Khera and others attempt to debunk the welfare-related claims made to justify Aadhaar in the beginning. Experts also elaborate on technology issues, including the reliability and sustainability of biometric data. Chapters by legal experts trace the challenges faced by the Aadhaar Act in the apex court until a Constitution Bench looked into the right-to-privacy angle. The issue of private participation in project execution and a comparison of India's Aadhaar experiment with established social security identification programmes across the globe are also part of the book.
In contrast, The Aadhaar Effect is pleasant to read and shows its love for the project. You can easily skip a couple of chapters telling you all about the passion-driven original team - a bunch of technocrats and tech-savvy bureaucrats led by Infosys Co-founder Nandan Nilekani - and the difficulties they faced in putting together a project well before it had any legal mandate. It attempts to project Aadhaar as a technology component, a Lego block that can be used to build solutions across sectors - government, social and business - and the book does it quite convincingly. It also endorses Aadhaar mastermind UIDAI's reliance on private players to develop the technology and work on enrolments in the initial days.

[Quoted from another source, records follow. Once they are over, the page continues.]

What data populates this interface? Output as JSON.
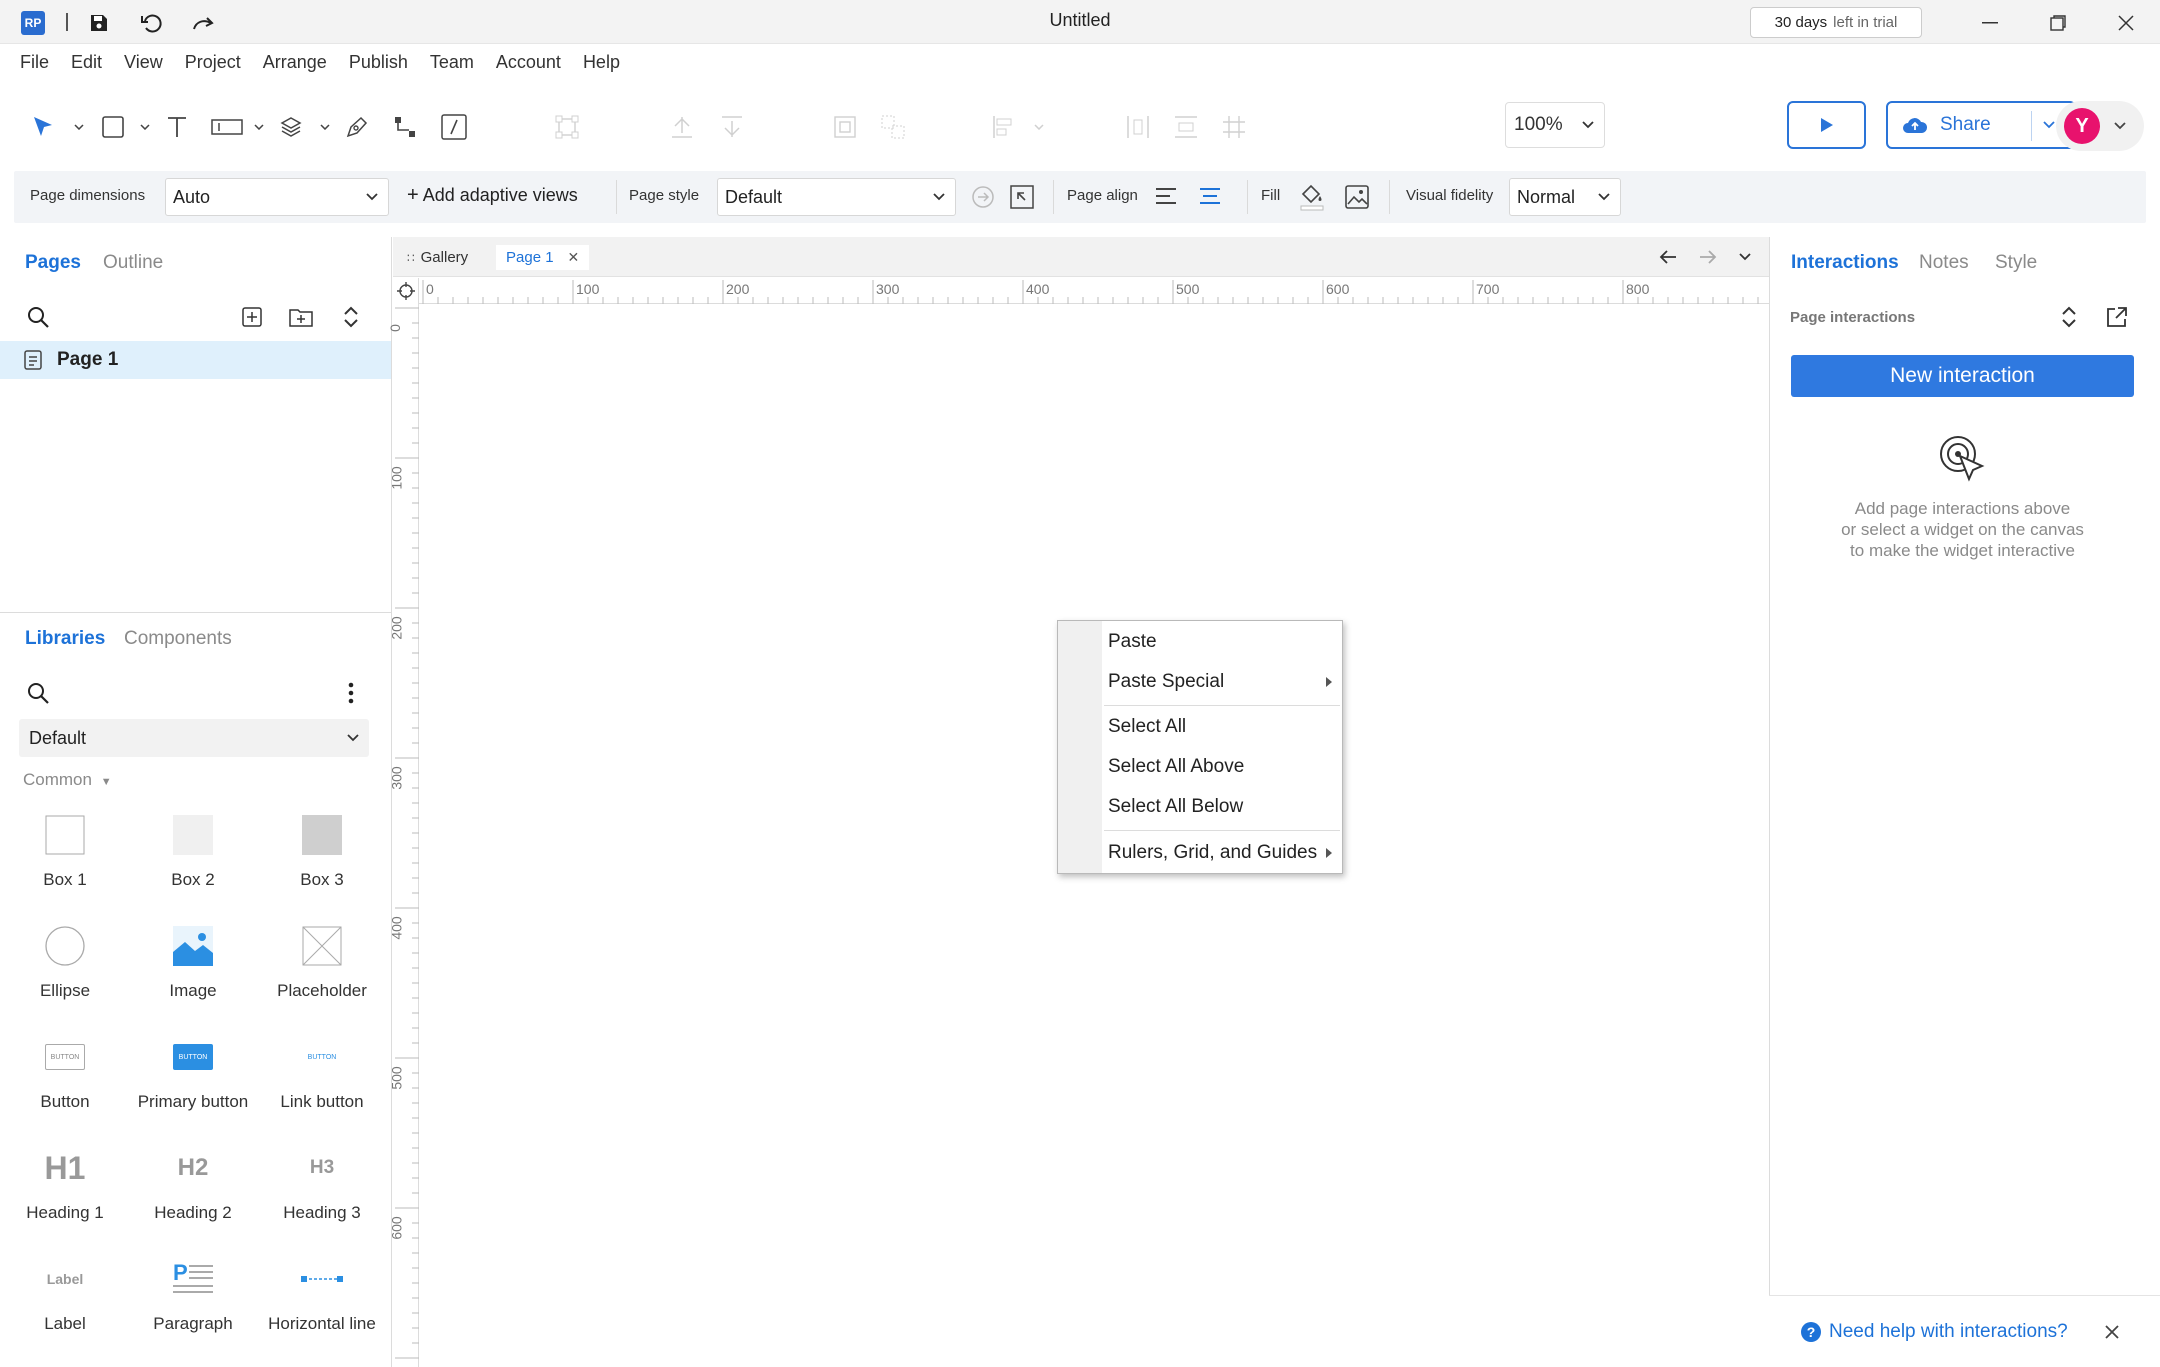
{
  "window": {
    "app_logo": "RP",
    "title": "Untitled",
    "trial_days": "30 days",
    "trial_suffix": "left in trial"
  },
  "menu": [
    "File",
    "Edit",
    "View",
    "Project",
    "Arrange",
    "Publish",
    "Team",
    "Account",
    "Help"
  ],
  "toolbar": {
    "zoom": "100%",
    "share_label": "Share",
    "avatar_initial": "Y"
  },
  "page_props": {
    "dimensions_label": "Page dimensions",
    "dimensions_value": "Auto",
    "adaptive_label": "Add adaptive views",
    "style_label": "Page style",
    "style_value": "Default",
    "align_label": "Page align",
    "fill_label": "Fill",
    "fidelity_label": "Visual fidelity",
    "fidelity_value": "Normal"
  },
  "left": {
    "tabs": [
      "Pages",
      "Outline"
    ],
    "pages": [
      {
        "label": "Page 1"
      }
    ],
    "lib_tabs": [
      "Libraries",
      "Components"
    ],
    "library": "Default",
    "section": "Common",
    "widgets": [
      {
        "label": "Box 1",
        "icon": "box1-icon"
      },
      {
        "label": "Box 2",
        "icon": "box2-icon"
      },
      {
        "label": "Box 3",
        "icon": "box3-icon"
      },
      {
        "label": "Ellipse",
        "icon": "ellipse-icon"
      },
      {
        "label": "Image",
        "icon": "image-icon"
      },
      {
        "label": "Placeholder",
        "icon": "placeholder-icon"
      },
      {
        "label": "Button",
        "icon": "button-icon",
        "thumb_text": "BUTTON"
      },
      {
        "label": "Primary button",
        "icon": "primary-button-icon",
        "thumb_text": "BUTTON"
      },
      {
        "label": "Link button",
        "icon": "link-button-icon",
        "thumb_text": "BUTTON"
      },
      {
        "label": "Heading 1",
        "icon": "heading1-icon",
        "thumb_text": "H1"
      },
      {
        "label": "Heading 2",
        "icon": "heading2-icon",
        "thumb_text": "H2"
      },
      {
        "label": "Heading 3",
        "icon": "heading3-icon",
        "thumb_text": "H3"
      },
      {
        "label": "Label",
        "icon": "label-icon",
        "thumb_text": "Label"
      },
      {
        "label": "Paragraph",
        "icon": "paragraph-icon"
      },
      {
        "label": "Horizontal line",
        "icon": "horizontal-line-icon"
      }
    ]
  },
  "canvas": {
    "tabs": [
      "Gallery",
      "Page 1"
    ],
    "ruler_h": [
      "0",
      "100",
      "200",
      "300",
      "400",
      "500",
      "600",
      "700",
      "800"
    ],
    "ruler_v": [
      "0",
      "100",
      "200",
      "300",
      "400",
      "500",
      "600"
    ]
  },
  "context_menu": {
    "items": [
      {
        "label": "Paste",
        "submenu": false
      },
      {
        "label": "Paste Special",
        "submenu": true
      },
      {
        "label": "Select All",
        "submenu": false
      },
      {
        "label": "Select All Above",
        "submenu": false
      },
      {
        "label": "Select All Below",
        "submenu": false
      },
      {
        "label": "Rulers, Grid, and Guides",
        "submenu": true
      }
    ]
  },
  "right": {
    "tabs": [
      "Interactions",
      "Notes",
      "Style"
    ],
    "page_interactions_label": "Page interactions",
    "new_interaction": "New interaction",
    "hint_lines": [
      "Add page interactions above",
      "or select a widget on the canvas",
      "to make the widget interactive"
    ],
    "help_link": "Need help with interactions?"
  },
  "colors": {
    "accent": "#1d72d8",
    "primary_button": "#2f79e0",
    "avatar": "#e8126d",
    "selected_row": "#dff0fc"
  }
}
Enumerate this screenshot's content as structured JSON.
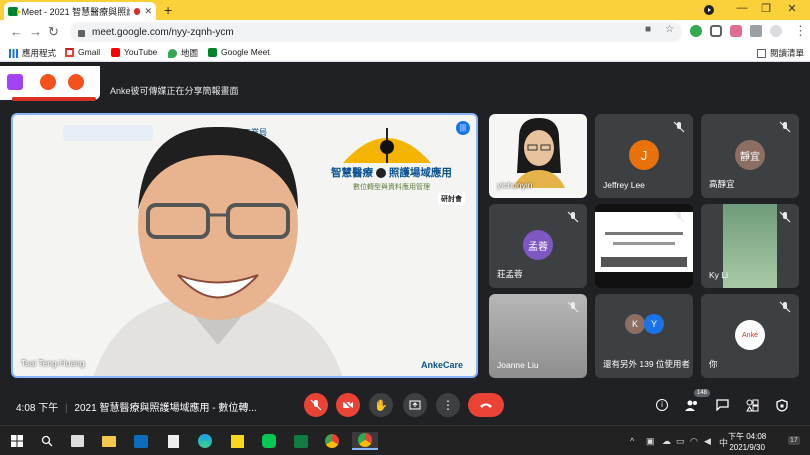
{
  "tab": {
    "title": "Meet - 2021 智慧醫療與照護..."
  },
  "omnibox": {
    "url": "meet.google.com/nyy-zqnh-ycm"
  },
  "bookmarks": [
    {
      "label": "應用程式"
    },
    {
      "label": "Gmail"
    },
    {
      "label": "YouTube"
    },
    {
      "label": "地圖"
    },
    {
      "label": "Google Meet"
    }
  ],
  "reading_list": "閱讀清單",
  "banner": {
    "text": "Anke彼可傳媒正在分享簡報畫面"
  },
  "main": {
    "presenter_name": "Tsai Teng-Huang",
    "slide_title_left": "智慧醫療",
    "slide_title_right": "照護場域應用",
    "slide_subtitle": "數位轉型與資料應用管理",
    "slide_tag": "研討會",
    "slide_brand": "AnkeCare",
    "slide_org": "工業局"
  },
  "participants": [
    {
      "name": "yichunyin",
      "initial": ""
    },
    {
      "name": "Jeffrey Lee",
      "initial": "J",
      "color": "#e8710a"
    },
    {
      "name": "高靜宜",
      "initial": "靜宜",
      "color": "#8d6e63"
    },
    {
      "name": "莊孟蓉",
      "initial": "孟蓉",
      "color": "#7e57c2"
    },
    {
      "name": "",
      "initial": ""
    },
    {
      "name": "Ky Li",
      "initial": ""
    },
    {
      "name": "Joanne Liu",
      "initial": ""
    },
    {
      "name": "還有另外 139 位使用者",
      "initial": "K",
      "initial2": "Y"
    },
    {
      "name": "你",
      "initial": "Anké"
    }
  ],
  "bottom": {
    "time": "4:08 下午",
    "meeting_title": "2021 智慧醫療與照護場域應用 - 數位轉...",
    "people_count": "148"
  },
  "taskbar": {
    "time": "下午 04:08",
    "date": "2021/9/30",
    "lang": "中",
    "notif": "17"
  }
}
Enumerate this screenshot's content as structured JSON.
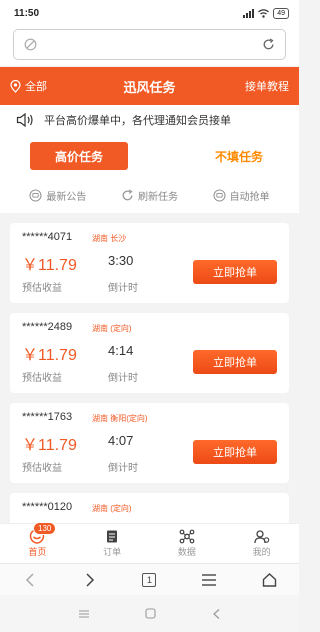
{
  "status_bar": {
    "time": "11:50",
    "battery": "49"
  },
  "header": {
    "location": "全部",
    "title": "迅风任务",
    "tutorial": "接单教程"
  },
  "notice": {
    "text": "平台高价爆单中，各代理通知会员接单"
  },
  "tabs": {
    "active": "高价任务",
    "inactive": "不填任务"
  },
  "actions": [
    {
      "label": "最新公告",
      "icon": "chat-icon"
    },
    {
      "label": "刷新任务",
      "icon": "refresh-icon"
    },
    {
      "label": "自动抢单",
      "icon": "auto-grab-icon"
    }
  ],
  "cards": [
    {
      "order_id": "******4071",
      "region": "湖南 长沙",
      "price": "￥11.79",
      "est_label": "预估收益",
      "time": "3:30",
      "cd_label": "倒计时",
      "button": "立即抢单"
    },
    {
      "order_id": "******2489",
      "region": "湖南 (定向)",
      "price": "￥11.79",
      "est_label": "预估收益",
      "time": "4:14",
      "cd_label": "倒计时",
      "button": "立即抢单"
    },
    {
      "order_id": "******1763",
      "region": "湖南 衡阳(定向)",
      "price": "￥11.79",
      "est_label": "预估收益",
      "time": "4:07",
      "cd_label": "倒计时",
      "button": "立即抢单"
    },
    {
      "order_id": "******0120",
      "region": "湖南 (定向)",
      "price": "",
      "est_label": "",
      "time": "",
      "cd_label": "",
      "button": ""
    }
  ],
  "tabbar": {
    "items": [
      {
        "label": "首页",
        "icon": "home-icon"
      },
      {
        "label": "订单",
        "icon": "order-icon"
      },
      {
        "label": "数据",
        "icon": "data-icon"
      },
      {
        "label": "我的",
        "icon": "profile-icon"
      }
    ],
    "badge": "130"
  },
  "browser": {
    "page_count": "1"
  },
  "colors": {
    "accent": "#f15a24",
    "orange_text": "#ff8a00"
  }
}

Next, Aadhaar is placed in the IndiaStack ecosystem where it can impact eKYC, act as a payment bridge, used for e-signing and be a consent layer for sharing personal data to revolutionise the financial services sector. The book quotes a 2017 Morgan Stanley report titled India's Digital Leap to suggest that Aadhaar and related technologies are offering a multitrillion opportunity for businesses. Finally, it does spare some space for naysayers, and at least two contributors to Dissent prominently figure in this book. Khera is mentioned as well as Jean Dreze, an economist of repute who has made India his home. The attempt, however, is to conclude that Aadhaar promises much more than what the 'naysayers' want us to believe. Ramnath and Assisi also provide a list of pain points, with their justification on expected lines. It does cover almost all the points highlighted in Dissent although one will have to go through the naysayers' collection of essays to make an informed decision.
Jamaica's Supreme Court did just that. Its verdict depended heavily on the dissenting note of India's Supreme Court judge D.Y. Chandrachud who was one of the five-judge Bench that handed out the Aadhaar verdict late last year. Dissent's foreword by retired Supreme Court Justice Ajit Prakash Shah also relies heavily on Chandrachud's statement that shows greater sensitivity to issues of privacy and freedom. When the new government takes charge in India or when another country attempts to introduce a digital identity project for its citizens, these books could be handy references for their perspectives and well-researched articulation.